What is the number of lines in the data that hold the string "this"? Reply with that number only.

+---+

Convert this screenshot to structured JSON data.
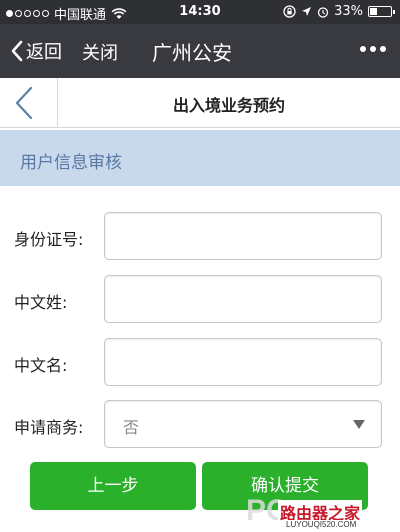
{
  "status_bar": {
    "carrier": "中国联通",
    "time": "14:30",
    "battery": "33%",
    "battery_level": 0.33,
    "signal_bars_filled": 1,
    "signal_bars_total": 5
  },
  "nav": {
    "back_label": "返回",
    "close_label": "关闭",
    "title": "广州公安"
  },
  "page": {
    "title": "出入境业务预约"
  },
  "section": {
    "title": "用户信息审核"
  },
  "form": {
    "id_label": "身份证号:",
    "id_value": "",
    "surname_label": "中文姓:",
    "surname_value": "",
    "given_name_label": "中文名:",
    "given_name_value": "",
    "business_label": "申请商务:",
    "business_value": "否"
  },
  "buttons": {
    "prev": "上一步",
    "submit": "确认提交"
  },
  "watermark": {
    "brand": "PC",
    "site_name": "路由器之家",
    "url": "LUYOUQI520.COM"
  },
  "colors": {
    "status_bar_bg": "#2f3034",
    "nav_bg": "#393a3f",
    "section_bg": "#c9d9ec",
    "section_text": "#5a78a6",
    "button_green": "#2bb02b"
  }
}
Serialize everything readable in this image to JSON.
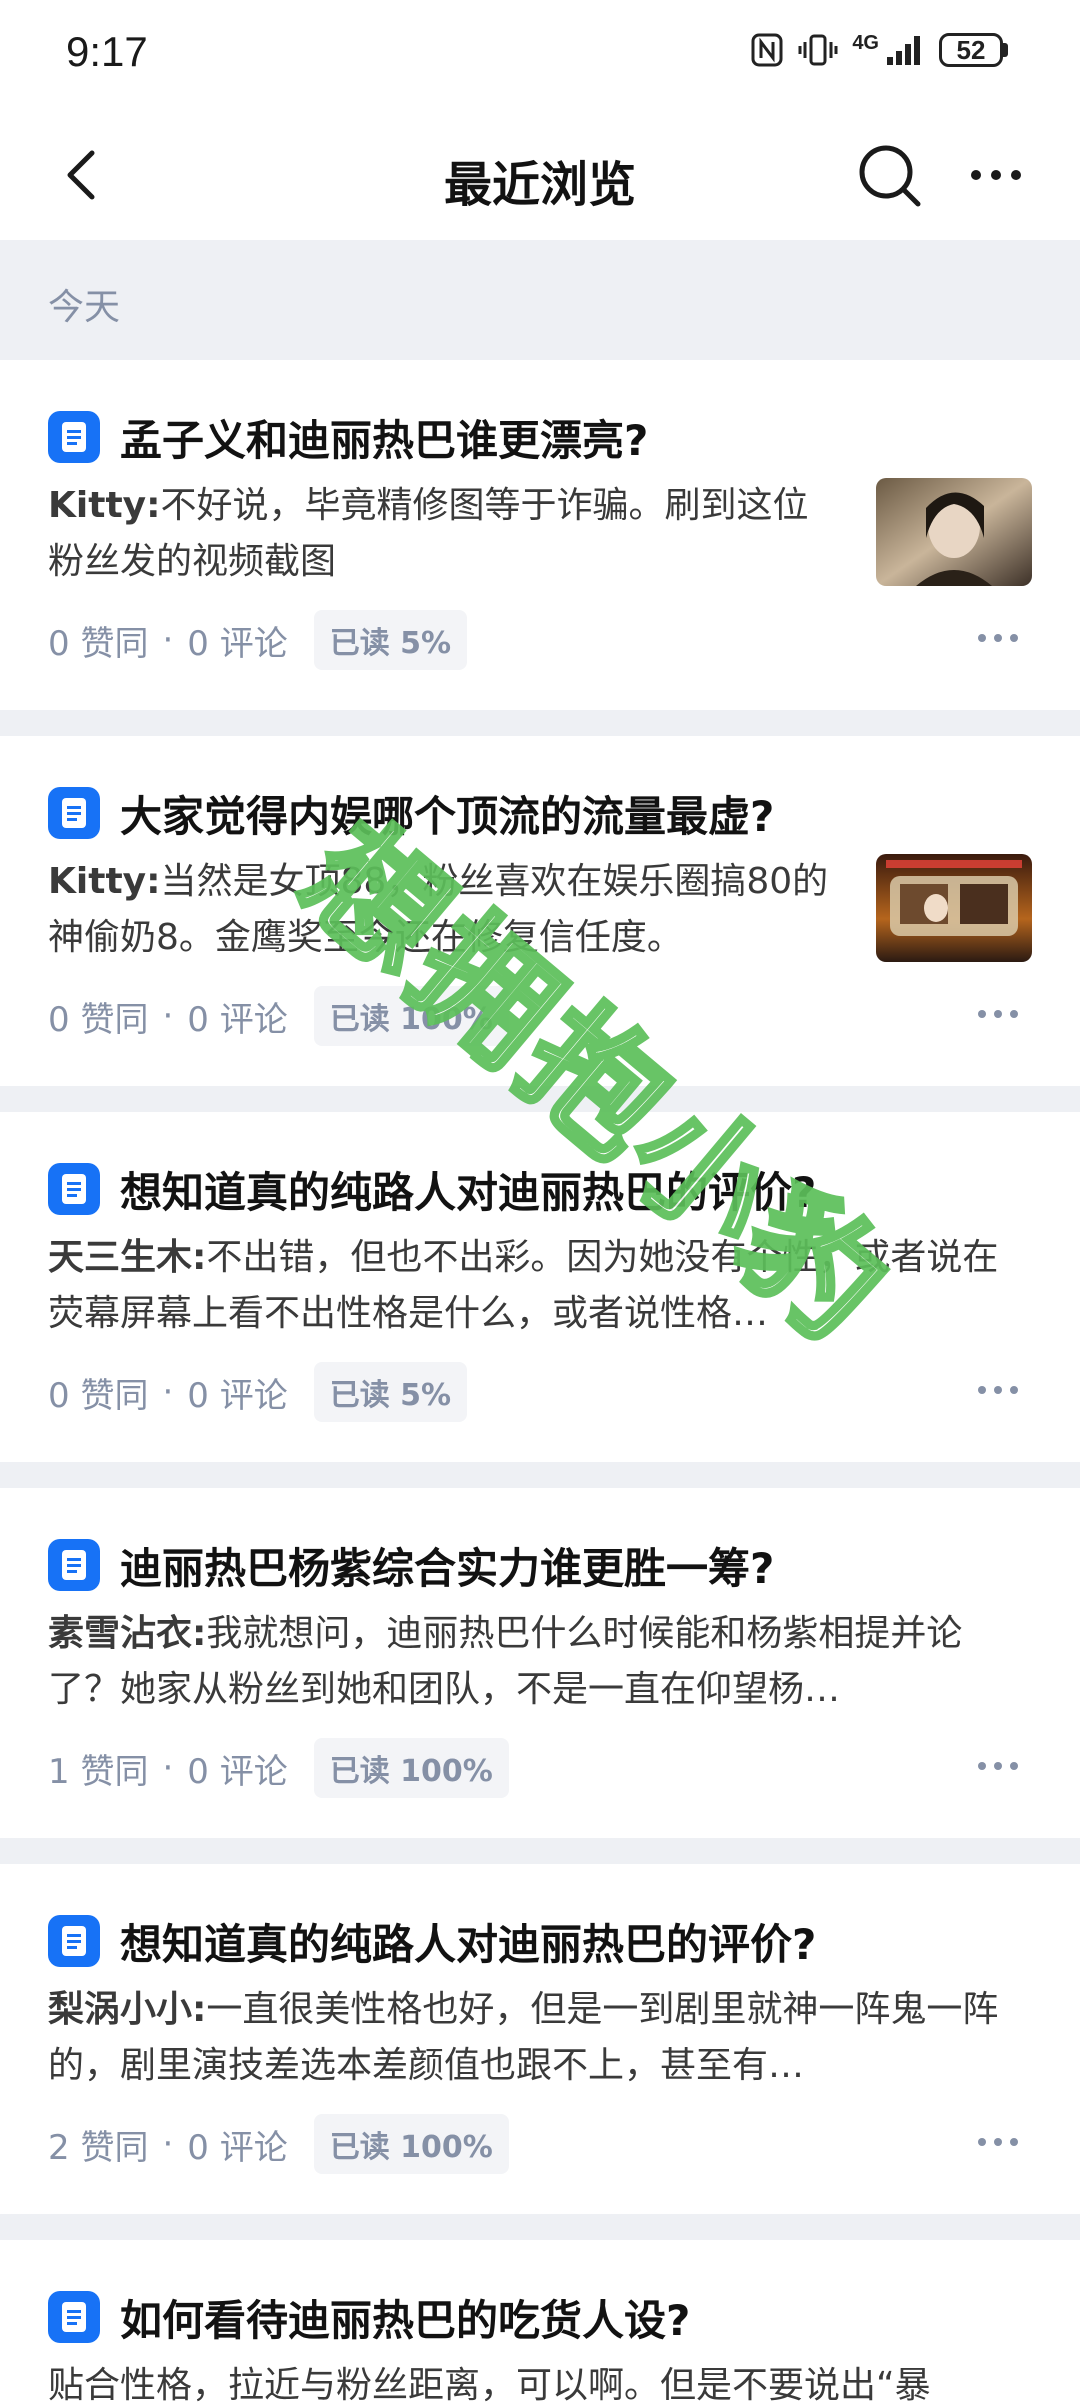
{
  "status_bar": {
    "time": "9:17",
    "network": "4G",
    "battery": "52"
  },
  "nav": {
    "title": "最近浏览"
  },
  "section": {
    "label": "今天"
  },
  "cards": [
    {
      "title": "孟子义和迪丽热巴谁更漂亮?",
      "author": "Kitty:",
      "excerpt": "不好说，毕竟精修图等于诈骗。刷到这位粉丝发的视频截图",
      "likes": "0 赞同",
      "comments": "0 评论",
      "read": "已读 5%"
    },
    {
      "title": "大家觉得内娱哪个顶流的流量最虚?",
      "author": "Kitty:",
      "excerpt": "当然是女顶88，粉丝喜欢在娱乐圈搞80的神偷奶8。金鹰奖至今还在修复信任度。",
      "likes": "0 赞同",
      "comments": "0 评论",
      "read": "已读 100%"
    },
    {
      "title": "想知道真的纯路人对迪丽热巴的评价?",
      "author": "天三生木:",
      "excerpt": "不出错，但也不出彩。因为她没有个性，或者说在荧幕屏幕上看不出性格是什么，或者说性格…",
      "likes": "0 赞同",
      "comments": "0 评论",
      "read": "已读 5%"
    },
    {
      "title": "迪丽热巴杨紫综合实力谁更胜一筹?",
      "author": "素雪沾衣:",
      "excerpt": "我就想问，迪丽热巴什么时候能和杨紫相提并论了？她家从粉丝到她和团队，不是一直在仰望杨…",
      "likes": "1 赞同",
      "comments": "0 评论",
      "read": "已读 100%"
    },
    {
      "title": "想知道真的纯路人对迪丽热巴的评价?",
      "author": "梨涡小小:",
      "excerpt": "一直很美性格也好，但是一到剧里就神一阵鬼一阵的，剧里演技差选本差颜值也跟不上，甚至有…",
      "likes": "2 赞同",
      "comments": "0 评论",
      "read": "已读 100%"
    },
    {
      "title": "如何看待迪丽热巴的吃货人设?",
      "author": "",
      "excerpt": "贴合性格，拉近与粉丝距离，可以啊。但是不要说出“暴",
      "likes": "",
      "comments": "",
      "read": ""
    }
  ],
  "watermark": {
    "text": "想拥抱小豹"
  },
  "colors": {
    "accent": "#1772f6",
    "muted_text": "#8590a6",
    "page_bg": "#eef0f4",
    "watermark": "#5cbf5a"
  }
}
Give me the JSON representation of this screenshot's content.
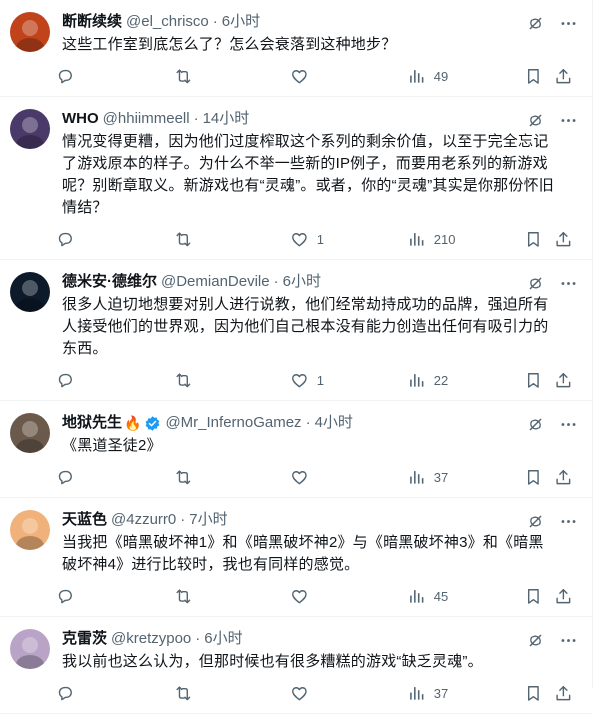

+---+

§ Task response
3